“A nurse at Korowai Aroha whipped me onto these programmes because I’d otherwise be sitting at home doing nothing,” he said. “But it’s comforting when you can see there’s others in the same boat – some maybe worse than me, and some are about the same. It’s just good to have that supportive outlook.
“I don’t use my inhaler too much anymore. I have a preventor which I use every morning and that’ll see me through the day unless I’m going hard out. I now walk almost daily, a maximum of seven kilometres, which takes me about an hour, to an hour-and-a-half.”
Wiremu had always thought about entering the Rotorua Ekiden relay, so jumped at the opportunity to be part of the Whaimua team which took part this year.
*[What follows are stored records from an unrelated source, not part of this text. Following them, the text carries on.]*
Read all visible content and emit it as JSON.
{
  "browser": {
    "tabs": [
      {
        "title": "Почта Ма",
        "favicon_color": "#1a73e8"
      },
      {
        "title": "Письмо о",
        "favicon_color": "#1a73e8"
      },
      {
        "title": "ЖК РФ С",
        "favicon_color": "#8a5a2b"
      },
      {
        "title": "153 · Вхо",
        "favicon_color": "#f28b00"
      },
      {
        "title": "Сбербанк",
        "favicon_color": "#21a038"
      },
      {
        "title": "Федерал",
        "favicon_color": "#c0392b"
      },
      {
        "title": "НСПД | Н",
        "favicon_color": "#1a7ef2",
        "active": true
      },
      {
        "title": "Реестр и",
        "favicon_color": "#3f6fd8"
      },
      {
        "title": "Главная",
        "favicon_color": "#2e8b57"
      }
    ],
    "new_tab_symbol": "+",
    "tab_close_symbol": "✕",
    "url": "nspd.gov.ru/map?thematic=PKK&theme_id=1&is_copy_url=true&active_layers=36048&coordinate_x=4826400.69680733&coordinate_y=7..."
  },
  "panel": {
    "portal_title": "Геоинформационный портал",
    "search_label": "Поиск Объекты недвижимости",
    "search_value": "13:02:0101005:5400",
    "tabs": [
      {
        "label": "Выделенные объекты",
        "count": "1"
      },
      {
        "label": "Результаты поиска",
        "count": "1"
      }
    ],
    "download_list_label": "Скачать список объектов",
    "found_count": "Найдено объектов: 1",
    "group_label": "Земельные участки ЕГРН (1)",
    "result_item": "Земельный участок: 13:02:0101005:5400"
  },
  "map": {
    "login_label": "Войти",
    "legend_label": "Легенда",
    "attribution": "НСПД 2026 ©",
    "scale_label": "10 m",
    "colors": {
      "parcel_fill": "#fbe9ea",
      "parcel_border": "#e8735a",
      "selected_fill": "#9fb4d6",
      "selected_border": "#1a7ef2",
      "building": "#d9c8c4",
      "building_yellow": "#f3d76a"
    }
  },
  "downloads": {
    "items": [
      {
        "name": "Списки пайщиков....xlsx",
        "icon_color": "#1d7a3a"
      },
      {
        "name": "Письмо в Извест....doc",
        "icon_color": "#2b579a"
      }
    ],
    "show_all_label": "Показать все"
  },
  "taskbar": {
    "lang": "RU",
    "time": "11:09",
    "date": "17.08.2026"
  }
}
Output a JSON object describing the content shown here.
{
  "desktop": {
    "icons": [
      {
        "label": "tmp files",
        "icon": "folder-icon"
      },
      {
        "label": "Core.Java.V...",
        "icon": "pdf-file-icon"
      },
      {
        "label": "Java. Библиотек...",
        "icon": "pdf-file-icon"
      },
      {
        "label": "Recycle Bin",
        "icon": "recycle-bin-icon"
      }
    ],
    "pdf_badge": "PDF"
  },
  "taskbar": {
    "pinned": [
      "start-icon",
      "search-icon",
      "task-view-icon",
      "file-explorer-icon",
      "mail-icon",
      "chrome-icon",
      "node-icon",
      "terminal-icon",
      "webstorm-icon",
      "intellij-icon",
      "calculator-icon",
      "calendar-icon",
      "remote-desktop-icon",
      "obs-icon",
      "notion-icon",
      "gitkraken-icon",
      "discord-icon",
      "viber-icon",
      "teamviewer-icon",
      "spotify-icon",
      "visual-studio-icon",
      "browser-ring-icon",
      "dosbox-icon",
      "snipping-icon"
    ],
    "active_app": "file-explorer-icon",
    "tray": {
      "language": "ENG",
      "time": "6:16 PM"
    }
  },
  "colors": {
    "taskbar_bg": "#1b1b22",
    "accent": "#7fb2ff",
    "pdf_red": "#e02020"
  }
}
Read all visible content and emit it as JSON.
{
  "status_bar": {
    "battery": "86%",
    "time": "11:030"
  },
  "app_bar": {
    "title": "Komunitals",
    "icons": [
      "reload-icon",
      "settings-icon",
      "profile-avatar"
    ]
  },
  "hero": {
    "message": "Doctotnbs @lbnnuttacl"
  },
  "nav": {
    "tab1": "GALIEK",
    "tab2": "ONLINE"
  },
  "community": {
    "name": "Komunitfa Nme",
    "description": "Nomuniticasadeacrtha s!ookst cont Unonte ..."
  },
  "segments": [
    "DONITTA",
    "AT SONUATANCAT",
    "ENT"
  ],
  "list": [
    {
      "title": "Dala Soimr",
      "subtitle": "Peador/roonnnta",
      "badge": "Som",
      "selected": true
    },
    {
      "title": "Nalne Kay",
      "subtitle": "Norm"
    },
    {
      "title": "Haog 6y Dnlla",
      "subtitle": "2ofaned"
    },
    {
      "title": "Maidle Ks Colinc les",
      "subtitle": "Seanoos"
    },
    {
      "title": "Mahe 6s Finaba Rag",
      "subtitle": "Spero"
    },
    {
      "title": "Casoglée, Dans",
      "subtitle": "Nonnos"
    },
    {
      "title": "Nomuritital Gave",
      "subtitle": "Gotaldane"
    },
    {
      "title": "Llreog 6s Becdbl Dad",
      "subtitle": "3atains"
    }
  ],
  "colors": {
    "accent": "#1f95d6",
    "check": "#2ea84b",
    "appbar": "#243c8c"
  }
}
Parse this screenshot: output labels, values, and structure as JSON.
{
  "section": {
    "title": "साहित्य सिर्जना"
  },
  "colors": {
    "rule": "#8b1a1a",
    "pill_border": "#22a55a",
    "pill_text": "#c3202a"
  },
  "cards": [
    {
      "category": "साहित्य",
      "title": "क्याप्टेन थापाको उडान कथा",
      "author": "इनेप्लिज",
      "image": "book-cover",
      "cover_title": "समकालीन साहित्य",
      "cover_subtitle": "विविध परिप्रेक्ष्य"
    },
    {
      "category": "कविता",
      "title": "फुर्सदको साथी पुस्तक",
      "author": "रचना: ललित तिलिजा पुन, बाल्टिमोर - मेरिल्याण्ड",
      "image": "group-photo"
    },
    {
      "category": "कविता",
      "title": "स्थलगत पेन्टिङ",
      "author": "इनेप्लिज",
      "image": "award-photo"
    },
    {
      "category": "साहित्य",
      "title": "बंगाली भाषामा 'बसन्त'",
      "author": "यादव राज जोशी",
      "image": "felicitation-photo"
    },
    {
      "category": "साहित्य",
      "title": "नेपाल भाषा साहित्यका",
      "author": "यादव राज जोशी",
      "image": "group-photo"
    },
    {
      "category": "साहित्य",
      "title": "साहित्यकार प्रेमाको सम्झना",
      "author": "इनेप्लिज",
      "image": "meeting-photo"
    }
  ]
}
“It’s the first time I’ve done something like this. My leg was from Ngongotaha Domain to Hamurana, which was 7.8km, and I surprised myself by beating my own record. When I was studying at Waiariki 20 years ago, I was told the story of one of our kaumātua, Arapeta Tahana, who walked from Hamurana to Mourea every day at 3am, rain or shine. That was a guiding light for me, because as I was walking along the sun came out. And that’s who I thought about.”
While Wiremu was “really chuffed” to walk his fastest time ever, he says he’s now taking it in his stride as health issues continue to trouble him.
“The walk sometimes takes me a little bit longer, not only because of my COPD, but I also have a back problem, which frustrates me a lot. But I wasn’t doing any exercise before I joined the programme, and I’m relearning things I was taught way back. They’re reminders of what I can do, rather than what I can’t do. That’s how I see it.”
Wiremu says he appreciates being on the Whaimua programme, which has included a group paddle on the waka. He said it was good to get out on the lake and reflect.
“A big trigger for me is car fumes. If I inadvertently breathe in a bad exhaust, I get really breathless. I’m in a unit, and this guy had a car with bad exhaust, which had been running for about a quarter of an hour. I had a pump, but I wasn’t thinking about it at the time. I couldn’t even stand up.
“But now I have my asthma pretty much under control. I know what my triggers are, so I try to avoid those things.”